• Work task:
Look through the entries. Copy each line that has the word "chevron".

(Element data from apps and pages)
###

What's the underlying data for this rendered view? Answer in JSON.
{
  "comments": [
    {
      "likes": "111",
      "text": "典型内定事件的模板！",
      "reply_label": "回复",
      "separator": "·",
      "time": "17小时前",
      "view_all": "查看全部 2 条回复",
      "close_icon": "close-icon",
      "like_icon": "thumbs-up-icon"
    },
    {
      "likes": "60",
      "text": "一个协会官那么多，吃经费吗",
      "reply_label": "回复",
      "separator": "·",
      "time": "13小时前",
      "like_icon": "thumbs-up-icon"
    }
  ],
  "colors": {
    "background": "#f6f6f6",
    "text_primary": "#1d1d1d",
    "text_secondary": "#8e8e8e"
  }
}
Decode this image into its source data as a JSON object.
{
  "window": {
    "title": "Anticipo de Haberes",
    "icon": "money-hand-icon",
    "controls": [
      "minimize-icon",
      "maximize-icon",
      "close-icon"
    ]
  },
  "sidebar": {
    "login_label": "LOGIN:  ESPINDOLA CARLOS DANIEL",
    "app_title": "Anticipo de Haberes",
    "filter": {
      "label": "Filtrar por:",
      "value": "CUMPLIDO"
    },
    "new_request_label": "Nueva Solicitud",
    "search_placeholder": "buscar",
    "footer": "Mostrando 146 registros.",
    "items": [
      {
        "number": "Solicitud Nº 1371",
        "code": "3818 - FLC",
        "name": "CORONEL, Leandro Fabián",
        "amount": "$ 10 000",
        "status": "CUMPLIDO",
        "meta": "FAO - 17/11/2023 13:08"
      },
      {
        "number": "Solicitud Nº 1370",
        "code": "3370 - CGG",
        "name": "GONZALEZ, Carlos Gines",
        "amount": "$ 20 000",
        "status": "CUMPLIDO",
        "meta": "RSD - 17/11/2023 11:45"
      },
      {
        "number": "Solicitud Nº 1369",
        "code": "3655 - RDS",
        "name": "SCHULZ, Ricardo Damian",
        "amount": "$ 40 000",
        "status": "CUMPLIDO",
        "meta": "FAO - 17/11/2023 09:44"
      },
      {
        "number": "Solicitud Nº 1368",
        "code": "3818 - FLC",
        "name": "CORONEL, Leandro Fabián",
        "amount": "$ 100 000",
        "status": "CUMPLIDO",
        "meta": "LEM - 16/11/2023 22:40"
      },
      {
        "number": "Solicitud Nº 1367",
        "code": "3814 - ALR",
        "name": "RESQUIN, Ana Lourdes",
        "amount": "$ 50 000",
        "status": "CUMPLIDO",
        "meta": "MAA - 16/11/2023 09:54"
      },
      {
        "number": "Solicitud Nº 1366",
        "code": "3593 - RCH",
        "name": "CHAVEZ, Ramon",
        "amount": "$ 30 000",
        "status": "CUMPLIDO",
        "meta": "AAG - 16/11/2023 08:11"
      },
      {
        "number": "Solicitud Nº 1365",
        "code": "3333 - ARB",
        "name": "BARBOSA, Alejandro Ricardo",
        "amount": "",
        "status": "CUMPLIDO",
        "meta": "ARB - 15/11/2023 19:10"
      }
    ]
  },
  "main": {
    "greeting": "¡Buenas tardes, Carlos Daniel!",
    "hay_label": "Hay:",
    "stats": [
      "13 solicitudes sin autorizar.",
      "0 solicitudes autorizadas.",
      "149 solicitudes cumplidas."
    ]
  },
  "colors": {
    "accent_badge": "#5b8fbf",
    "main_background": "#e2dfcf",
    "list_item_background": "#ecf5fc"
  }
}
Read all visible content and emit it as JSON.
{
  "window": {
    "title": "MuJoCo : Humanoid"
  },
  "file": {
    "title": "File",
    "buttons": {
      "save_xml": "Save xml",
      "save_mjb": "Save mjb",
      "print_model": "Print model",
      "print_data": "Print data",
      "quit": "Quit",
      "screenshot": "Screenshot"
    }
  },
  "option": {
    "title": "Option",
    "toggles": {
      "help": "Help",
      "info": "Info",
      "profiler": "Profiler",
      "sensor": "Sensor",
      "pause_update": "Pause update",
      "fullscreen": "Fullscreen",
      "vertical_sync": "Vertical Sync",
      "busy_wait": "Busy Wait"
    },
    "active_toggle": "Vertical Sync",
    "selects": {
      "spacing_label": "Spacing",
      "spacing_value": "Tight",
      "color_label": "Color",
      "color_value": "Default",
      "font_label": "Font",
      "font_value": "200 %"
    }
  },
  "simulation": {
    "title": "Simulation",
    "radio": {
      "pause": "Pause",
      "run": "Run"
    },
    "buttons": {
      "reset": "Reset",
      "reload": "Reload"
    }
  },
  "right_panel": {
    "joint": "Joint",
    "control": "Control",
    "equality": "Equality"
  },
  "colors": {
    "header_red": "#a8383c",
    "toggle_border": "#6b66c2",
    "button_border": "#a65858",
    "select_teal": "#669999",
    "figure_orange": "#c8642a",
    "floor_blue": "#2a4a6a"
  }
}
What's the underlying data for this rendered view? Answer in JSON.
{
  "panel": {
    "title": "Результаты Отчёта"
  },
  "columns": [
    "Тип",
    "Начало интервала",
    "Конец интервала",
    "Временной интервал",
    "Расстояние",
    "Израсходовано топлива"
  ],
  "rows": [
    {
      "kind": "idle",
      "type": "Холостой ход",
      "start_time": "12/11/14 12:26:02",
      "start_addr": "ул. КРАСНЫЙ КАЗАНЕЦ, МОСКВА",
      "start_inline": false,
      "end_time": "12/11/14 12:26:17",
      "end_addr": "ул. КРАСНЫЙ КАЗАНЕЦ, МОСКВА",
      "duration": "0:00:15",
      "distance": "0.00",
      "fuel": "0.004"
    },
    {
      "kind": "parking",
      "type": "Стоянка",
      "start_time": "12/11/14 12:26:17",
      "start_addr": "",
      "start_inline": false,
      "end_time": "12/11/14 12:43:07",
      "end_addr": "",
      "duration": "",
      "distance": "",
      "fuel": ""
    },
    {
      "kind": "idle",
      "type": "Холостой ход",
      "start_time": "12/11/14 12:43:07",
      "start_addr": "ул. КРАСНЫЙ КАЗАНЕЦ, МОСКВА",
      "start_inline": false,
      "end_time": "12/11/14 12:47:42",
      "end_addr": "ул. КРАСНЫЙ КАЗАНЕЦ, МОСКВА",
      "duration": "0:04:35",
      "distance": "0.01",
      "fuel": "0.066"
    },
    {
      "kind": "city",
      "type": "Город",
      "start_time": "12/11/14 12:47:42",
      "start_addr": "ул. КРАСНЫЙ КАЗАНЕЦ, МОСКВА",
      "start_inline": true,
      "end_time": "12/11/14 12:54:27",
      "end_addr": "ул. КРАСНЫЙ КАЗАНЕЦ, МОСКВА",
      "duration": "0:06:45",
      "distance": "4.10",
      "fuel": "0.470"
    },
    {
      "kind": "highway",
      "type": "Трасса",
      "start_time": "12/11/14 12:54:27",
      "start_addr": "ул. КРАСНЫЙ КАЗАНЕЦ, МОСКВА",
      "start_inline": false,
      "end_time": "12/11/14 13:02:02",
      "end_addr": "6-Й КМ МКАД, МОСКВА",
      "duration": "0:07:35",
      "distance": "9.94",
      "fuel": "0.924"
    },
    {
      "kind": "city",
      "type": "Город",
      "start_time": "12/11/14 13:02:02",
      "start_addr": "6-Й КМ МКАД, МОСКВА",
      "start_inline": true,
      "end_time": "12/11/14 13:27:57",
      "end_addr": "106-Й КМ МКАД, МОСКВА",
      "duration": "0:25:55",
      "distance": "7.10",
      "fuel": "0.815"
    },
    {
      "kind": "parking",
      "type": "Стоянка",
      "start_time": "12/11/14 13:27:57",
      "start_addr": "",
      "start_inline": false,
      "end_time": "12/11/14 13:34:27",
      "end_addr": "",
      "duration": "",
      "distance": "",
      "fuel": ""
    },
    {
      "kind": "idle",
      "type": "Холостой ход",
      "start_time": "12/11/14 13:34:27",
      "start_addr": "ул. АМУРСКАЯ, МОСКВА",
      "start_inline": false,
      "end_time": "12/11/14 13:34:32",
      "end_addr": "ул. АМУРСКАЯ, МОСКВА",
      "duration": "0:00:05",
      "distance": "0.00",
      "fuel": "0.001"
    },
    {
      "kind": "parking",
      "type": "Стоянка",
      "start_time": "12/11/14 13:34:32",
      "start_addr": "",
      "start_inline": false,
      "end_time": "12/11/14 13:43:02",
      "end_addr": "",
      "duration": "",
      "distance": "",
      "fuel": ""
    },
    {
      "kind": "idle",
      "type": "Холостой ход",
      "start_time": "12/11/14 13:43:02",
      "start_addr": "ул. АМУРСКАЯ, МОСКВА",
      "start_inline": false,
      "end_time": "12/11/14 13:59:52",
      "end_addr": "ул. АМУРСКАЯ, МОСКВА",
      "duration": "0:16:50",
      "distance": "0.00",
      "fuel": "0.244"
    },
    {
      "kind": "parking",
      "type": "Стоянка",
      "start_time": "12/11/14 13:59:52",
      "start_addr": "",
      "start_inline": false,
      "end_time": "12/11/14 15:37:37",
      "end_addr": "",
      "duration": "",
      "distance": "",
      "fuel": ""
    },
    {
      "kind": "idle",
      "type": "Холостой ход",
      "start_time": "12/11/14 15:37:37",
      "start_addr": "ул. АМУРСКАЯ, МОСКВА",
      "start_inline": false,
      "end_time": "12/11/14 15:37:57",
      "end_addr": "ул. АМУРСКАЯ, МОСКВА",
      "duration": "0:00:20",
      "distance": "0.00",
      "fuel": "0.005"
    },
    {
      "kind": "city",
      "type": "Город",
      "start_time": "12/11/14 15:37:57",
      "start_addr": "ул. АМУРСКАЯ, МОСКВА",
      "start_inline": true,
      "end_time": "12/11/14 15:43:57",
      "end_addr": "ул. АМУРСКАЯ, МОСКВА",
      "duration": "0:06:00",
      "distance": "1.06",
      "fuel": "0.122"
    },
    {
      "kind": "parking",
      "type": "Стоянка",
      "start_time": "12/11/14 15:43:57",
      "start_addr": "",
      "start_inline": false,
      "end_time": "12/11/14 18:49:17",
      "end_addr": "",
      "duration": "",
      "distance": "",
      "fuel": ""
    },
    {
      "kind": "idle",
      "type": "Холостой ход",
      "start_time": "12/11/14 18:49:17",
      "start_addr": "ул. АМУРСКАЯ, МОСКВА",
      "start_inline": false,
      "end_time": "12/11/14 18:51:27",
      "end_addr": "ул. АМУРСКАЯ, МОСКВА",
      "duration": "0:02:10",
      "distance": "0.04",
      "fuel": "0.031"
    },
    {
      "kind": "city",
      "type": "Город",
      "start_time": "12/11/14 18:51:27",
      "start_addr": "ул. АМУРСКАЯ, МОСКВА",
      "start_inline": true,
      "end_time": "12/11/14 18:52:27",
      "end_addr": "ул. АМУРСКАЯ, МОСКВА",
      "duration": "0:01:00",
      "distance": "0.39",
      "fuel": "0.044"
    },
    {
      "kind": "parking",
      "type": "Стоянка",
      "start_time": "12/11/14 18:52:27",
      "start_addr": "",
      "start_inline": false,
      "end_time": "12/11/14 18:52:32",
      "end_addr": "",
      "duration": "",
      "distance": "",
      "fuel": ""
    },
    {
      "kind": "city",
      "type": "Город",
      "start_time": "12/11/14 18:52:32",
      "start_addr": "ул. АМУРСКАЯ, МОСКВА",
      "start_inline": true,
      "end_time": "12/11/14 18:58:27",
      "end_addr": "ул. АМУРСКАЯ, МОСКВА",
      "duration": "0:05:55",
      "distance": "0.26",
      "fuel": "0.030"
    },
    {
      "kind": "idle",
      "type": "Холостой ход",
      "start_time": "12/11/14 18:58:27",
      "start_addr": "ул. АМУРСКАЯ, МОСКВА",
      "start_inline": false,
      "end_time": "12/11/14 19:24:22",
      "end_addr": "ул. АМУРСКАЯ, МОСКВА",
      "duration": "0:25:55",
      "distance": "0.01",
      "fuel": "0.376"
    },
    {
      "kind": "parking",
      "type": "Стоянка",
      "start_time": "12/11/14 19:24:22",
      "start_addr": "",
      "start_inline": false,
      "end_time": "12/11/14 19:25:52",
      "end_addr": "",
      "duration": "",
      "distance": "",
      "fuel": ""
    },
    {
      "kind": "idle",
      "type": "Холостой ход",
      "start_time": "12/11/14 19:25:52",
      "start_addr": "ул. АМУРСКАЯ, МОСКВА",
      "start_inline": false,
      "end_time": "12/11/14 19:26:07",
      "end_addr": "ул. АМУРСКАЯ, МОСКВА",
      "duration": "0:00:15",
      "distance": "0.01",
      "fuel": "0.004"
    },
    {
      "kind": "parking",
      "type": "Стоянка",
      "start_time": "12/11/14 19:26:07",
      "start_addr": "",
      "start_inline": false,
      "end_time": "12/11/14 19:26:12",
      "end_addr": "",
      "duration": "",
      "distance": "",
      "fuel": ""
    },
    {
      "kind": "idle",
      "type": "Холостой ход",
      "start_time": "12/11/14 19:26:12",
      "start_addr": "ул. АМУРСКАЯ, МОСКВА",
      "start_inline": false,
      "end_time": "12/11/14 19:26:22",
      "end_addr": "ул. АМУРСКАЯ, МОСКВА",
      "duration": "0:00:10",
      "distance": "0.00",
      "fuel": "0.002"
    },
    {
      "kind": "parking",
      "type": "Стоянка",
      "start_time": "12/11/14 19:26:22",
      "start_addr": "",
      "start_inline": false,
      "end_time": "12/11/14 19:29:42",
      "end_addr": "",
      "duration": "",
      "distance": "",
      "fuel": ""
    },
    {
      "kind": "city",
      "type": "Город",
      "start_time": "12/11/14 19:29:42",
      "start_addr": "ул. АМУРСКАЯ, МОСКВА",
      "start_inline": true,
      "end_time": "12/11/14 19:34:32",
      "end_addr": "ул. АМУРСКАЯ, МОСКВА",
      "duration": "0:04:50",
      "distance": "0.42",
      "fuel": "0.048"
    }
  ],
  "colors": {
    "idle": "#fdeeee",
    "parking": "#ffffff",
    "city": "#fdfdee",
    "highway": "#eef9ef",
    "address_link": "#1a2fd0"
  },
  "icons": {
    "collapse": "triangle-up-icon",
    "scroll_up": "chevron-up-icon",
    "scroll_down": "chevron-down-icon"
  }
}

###

• Solution:
    "scroll_up": "chevron-up-icon",
    "scroll_down": "chevron-down-icon"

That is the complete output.